Further more, in the case of property schemas, each property is compiled into a class as well. These classes will reside in the same .net namespace as the property schema and have a class name as the name of the element.

This is, of course, true for your own custom context properties as well as the system context properties such as the various adapter's context properties.

Most of the system context properties are defined in the assembly Microsoft.BizTalk.GlobalPropertySchemas. You can easily see the various namespaces and classes if you look it up in Visual Studio's object browser.

So - back to GetProeprtyValue - it all comes together now - the parameter to the function is the .net type of the property it's value you want to get - if you want to use the File adpaters ReceivedFileName property add a reference to Microsoft.BizTalk.GlobalPropertySchemas and pass typeof(FILE.ReceivedFileName) as the paremeter.

If you have created a property called MyProperty in a property schema called MyContext than you will need to pass in typeof(MyContext.MyProperty) as the parameter


Friday, January 05, 2007

Import MSI Gotcha

When deploying BizTalk MSI's to servers I usually import them in the Admin Console before running the MSI.

The main reason is pure laziness - in the last screen of the import wizard there's a small checkbox you can tick to have the wizard start the MSI installation and that saves me from the hassle of browsing to it again. as simple as that.

Of course that fact that this tick box exists implies that doing things in that order is supported and, indeed, in most cases there's absolutley no problem with it.

Only that we've recently found a case where this approach does not work.

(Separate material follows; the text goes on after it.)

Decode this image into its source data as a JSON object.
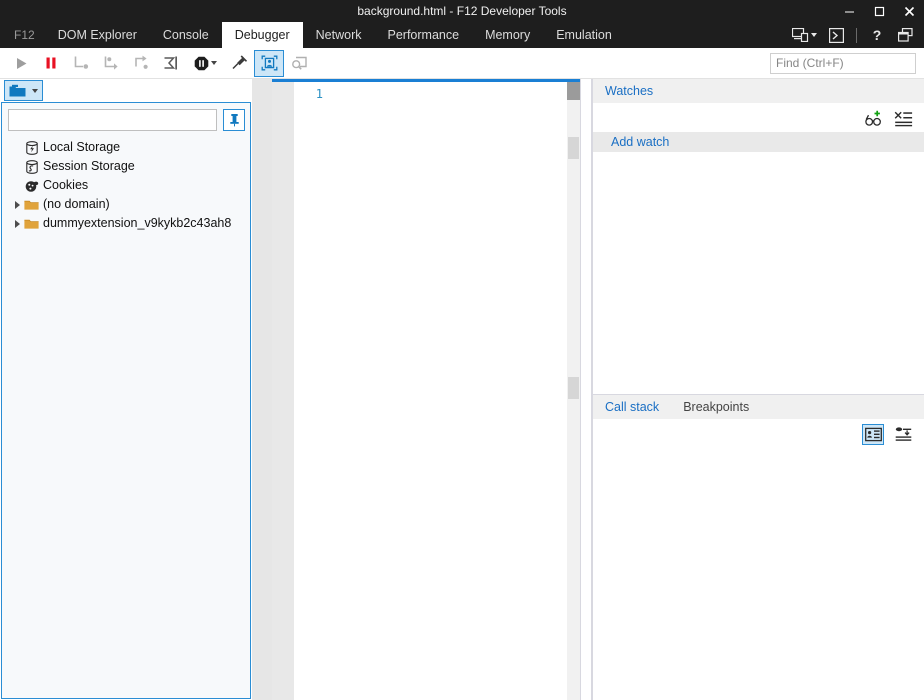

Apparently when you import a policy (or vocabulary, not sure which one actually causes the problem) that is using a .net object as a fact, BizTalk tries to load the assembly with the .net class from the GAC at the import stage.

I'm not sure why it does that, presumably for some sort of validation, but possibly just an oversight; anyway, what that means is that, if the assembly containing the .net class is in the same MSI as the policy/vocabulary, when BizTalk tries to import the policy it has not (yet) added the assembly to the GAC and so the import would fail.

Making sure the assembly is in the GAC before starting the import (i.e 'installing' the MSI before 'importing' it) avoids this issue.

And another important note - to make things worse the Admin console seems to "remember" the fact that the assembly was not found, so if you try to import the MSI, get the error, close the wizard, add the assembly to the GAC and then try to import again you will be very surprised to fail again.

All you need to do is close the Admin Console and open it again and, assuming the assembly is now in the GAC you should be able to import the MSI succesfully.